What the task requires
The data is to be set down once more, exactly as it reads.

Dataset excerpts
++++

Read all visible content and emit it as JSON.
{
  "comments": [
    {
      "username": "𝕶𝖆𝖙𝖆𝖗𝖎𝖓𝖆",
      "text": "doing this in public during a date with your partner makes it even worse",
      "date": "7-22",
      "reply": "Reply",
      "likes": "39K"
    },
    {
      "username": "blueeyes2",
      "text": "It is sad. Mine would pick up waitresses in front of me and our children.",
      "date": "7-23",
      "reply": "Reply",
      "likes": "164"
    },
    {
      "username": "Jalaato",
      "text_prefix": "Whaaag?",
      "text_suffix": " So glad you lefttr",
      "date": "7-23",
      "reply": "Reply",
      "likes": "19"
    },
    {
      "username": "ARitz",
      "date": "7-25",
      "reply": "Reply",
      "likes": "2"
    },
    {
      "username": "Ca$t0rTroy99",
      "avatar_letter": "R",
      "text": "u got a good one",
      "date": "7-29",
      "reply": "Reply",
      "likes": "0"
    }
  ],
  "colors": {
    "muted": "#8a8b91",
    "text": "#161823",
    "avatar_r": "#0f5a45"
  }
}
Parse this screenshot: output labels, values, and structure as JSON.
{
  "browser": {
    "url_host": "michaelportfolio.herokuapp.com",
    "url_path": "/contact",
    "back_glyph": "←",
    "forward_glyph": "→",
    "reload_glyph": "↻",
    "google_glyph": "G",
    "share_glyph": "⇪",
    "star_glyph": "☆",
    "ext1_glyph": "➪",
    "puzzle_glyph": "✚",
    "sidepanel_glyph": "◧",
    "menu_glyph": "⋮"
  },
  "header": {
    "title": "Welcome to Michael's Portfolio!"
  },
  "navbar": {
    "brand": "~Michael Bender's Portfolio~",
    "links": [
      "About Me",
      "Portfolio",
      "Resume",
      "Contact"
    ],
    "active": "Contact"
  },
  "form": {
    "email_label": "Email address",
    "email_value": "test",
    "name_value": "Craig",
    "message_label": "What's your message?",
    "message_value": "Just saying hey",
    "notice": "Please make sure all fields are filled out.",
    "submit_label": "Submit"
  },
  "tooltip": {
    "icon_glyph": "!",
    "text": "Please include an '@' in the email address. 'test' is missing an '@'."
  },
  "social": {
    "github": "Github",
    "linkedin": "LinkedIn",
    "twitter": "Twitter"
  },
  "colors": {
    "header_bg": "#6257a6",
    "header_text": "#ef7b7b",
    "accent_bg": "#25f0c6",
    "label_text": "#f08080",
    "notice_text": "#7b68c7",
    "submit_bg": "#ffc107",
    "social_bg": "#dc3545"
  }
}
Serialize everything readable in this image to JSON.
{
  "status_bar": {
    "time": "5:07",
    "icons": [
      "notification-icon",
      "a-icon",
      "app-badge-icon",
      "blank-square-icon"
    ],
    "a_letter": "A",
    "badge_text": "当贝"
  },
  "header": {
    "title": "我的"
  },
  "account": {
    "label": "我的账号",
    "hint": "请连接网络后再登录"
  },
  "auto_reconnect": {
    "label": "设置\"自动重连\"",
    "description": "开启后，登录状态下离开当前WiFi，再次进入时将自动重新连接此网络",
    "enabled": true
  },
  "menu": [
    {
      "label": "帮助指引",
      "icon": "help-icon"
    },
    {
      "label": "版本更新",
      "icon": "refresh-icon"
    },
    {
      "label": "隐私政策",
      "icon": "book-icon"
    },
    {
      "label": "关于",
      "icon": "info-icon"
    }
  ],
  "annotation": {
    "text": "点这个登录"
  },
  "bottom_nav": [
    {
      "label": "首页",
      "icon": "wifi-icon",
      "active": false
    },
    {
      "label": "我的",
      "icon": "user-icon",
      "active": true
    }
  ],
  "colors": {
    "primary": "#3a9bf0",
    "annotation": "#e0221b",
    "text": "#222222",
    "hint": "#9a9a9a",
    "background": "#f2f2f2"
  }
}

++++

Reply to the exercise
Read all visible content and emit it as JSON.
{
  "comments": [
    {
      "username": "𝕶𝖆𝖙𝖆𝖗𝖎𝖓𝖆",
      "text": "doing this in public during a date with your partner makes it even worse",
      "date": "7-22",
      "reply": "Reply",
      "likes": "39K"
    },
    {
      "username": "blueeyes2",
      "text": "It is sad. Mine would pick up waitresses in front of me and our children.",
      "date": "7-23",
      "reply": "Reply",
      "likes": "164"
    },
    {
      "username": "Jalaato",
      "text_prefix": "Whaaag?",
      "text_suffix": " So glad you lefttr",
      "date": "7-23",
      "reply": "Reply",
      "likes": "19"
    },
    {
      "username": "ARitz",
      "date": "7-25",
      "reply": "Reply",
      "likes": "2"
    },
    {
      "username": "Ca$t0rTroy99",
      "avatar_letter": "R",
      "text": "u got a good one",
      "date": "7-29",
      "reply": "Reply",
      "likes": "0"
    }
  ],
  "colors": {
    "muted": "#8a8b91",
    "text": "#161823",
    "avatar_r": "#0f5a45"
  }
}
Parse this screenshot: output labels, values, and structure as JSON.
{
  "browser": {
    "url_host": "michaelportfolio.herokuapp.com",
    "url_path": "/contact",
    "back_glyph": "←",
    "forward_glyph": "→",
    "reload_glyph": "↻",
    "google_glyph": "G",
    "share_glyph": "⇪",
    "star_glyph": "☆",
    "ext1_glyph": "➪",
    "puzzle_glyph": "✚",
    "sidepanel_glyph": "◧",
    "menu_glyph": "⋮"
  },
  "header": {
    "title": "Welcome to Michael's Portfolio!"
  },
  "navbar": {
    "brand": "~Michael Bender's Portfolio~",
    "links": [
      "About Me",
      "Portfolio",
      "Resume",
      "Contact"
    ],
    "active": "Contact"
  },
  "form": {
    "email_label": "Email address",
    "email_value": "test",
    "name_value": "Craig",
    "message_label": "What's your message?",
    "message_value": "Just saying hey",
    "notice": "Please make sure all fields are filled out.",
    "submit_label": "Submit"
  },
  "tooltip": {
    "icon_glyph": "!",
    "text": "Please include an '@' in the email address. 'test' is missing an '@'."
  },
  "social": {
    "github": "Github",
    "linkedin": "LinkedIn",
    "twitter": "Twitter"
  },
  "colors": {
    "header_bg": "#6257a6",
    "header_text": "#ef7b7b",
    "accent_bg": "#25f0c6",
    "label_text": "#f08080",
    "notice_text": "#7b68c7",
    "submit_bg": "#ffc107",
    "social_bg": "#dc3545"
  }
}
Serialize everything readable in this image to JSON.
{
  "status_bar": {
    "time": "5:07",
    "icons": [
      "notification-icon",
      "a-icon",
      "app-badge-icon",
      "blank-square-icon"
    ],
    "a_letter": "A",
    "badge_text": "当贝"
  },
  "header": {
    "title": "我的"
  },
  "account": {
    "label": "我的账号",
    "hint": "请连接网络后再登录"
  },
  "auto_reconnect": {
    "label": "设置\"自动重连\"",
    "description": "开启后，登录状态下离开当前WiFi，再次进入时将自动重新连接此网络",
    "enabled": true
  },
  "menu": [
    {
      "label": "帮助指引",
      "icon": "help-icon"
    },
    {
      "label": "版本更新",
      "icon": "refresh-icon"
    },
    {
      "label": "隐私政策",
      "icon": "book-icon"
    },
    {
      "label": "关于",
      "icon": "info-icon"
    }
  ],
  "annotation": {
    "text": "点这个登录"
  },
  "bottom_nav": [
    {
      "label": "首页",
      "icon": "wifi-icon",
      "active": false
    },
    {
      "label": "我的",
      "icon": "user-icon",
      "active": true
    }
  ],
  "colors": {
    "primary": "#3a9bf0",
    "annotation": "#e0221b",
    "text": "#222222",
    "hint": "#9a9a9a",
    "background": "#f2f2f2"
  }
}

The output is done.